*DESCRIPTION OF THE TASK:*
In the data that follows, find each line containing "icon" and copy it.

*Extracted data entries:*
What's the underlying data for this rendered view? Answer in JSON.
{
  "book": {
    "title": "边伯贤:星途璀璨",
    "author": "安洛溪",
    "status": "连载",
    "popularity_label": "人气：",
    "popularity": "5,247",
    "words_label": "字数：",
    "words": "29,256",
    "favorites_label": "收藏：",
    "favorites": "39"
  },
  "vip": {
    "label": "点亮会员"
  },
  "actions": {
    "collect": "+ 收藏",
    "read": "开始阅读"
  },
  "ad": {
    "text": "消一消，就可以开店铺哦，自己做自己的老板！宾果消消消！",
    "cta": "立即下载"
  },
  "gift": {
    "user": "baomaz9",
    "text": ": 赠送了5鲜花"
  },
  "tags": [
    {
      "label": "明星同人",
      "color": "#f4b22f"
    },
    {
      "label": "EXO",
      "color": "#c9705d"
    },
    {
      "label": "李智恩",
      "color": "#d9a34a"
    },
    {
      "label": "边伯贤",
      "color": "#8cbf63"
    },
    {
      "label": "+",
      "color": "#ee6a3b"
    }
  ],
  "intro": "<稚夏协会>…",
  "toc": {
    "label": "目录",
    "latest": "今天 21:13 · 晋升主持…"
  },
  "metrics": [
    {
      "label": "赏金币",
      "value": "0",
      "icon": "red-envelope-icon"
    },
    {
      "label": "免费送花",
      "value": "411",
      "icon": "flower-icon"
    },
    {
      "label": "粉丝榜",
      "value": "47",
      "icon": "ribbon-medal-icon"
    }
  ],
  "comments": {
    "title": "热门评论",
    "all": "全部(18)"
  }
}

*RESULT OF THE EXERCISE:*
      "icon": "red-envelope-icon"
      "icon": "flower-icon"
      "icon": "ribbon-medal-icon"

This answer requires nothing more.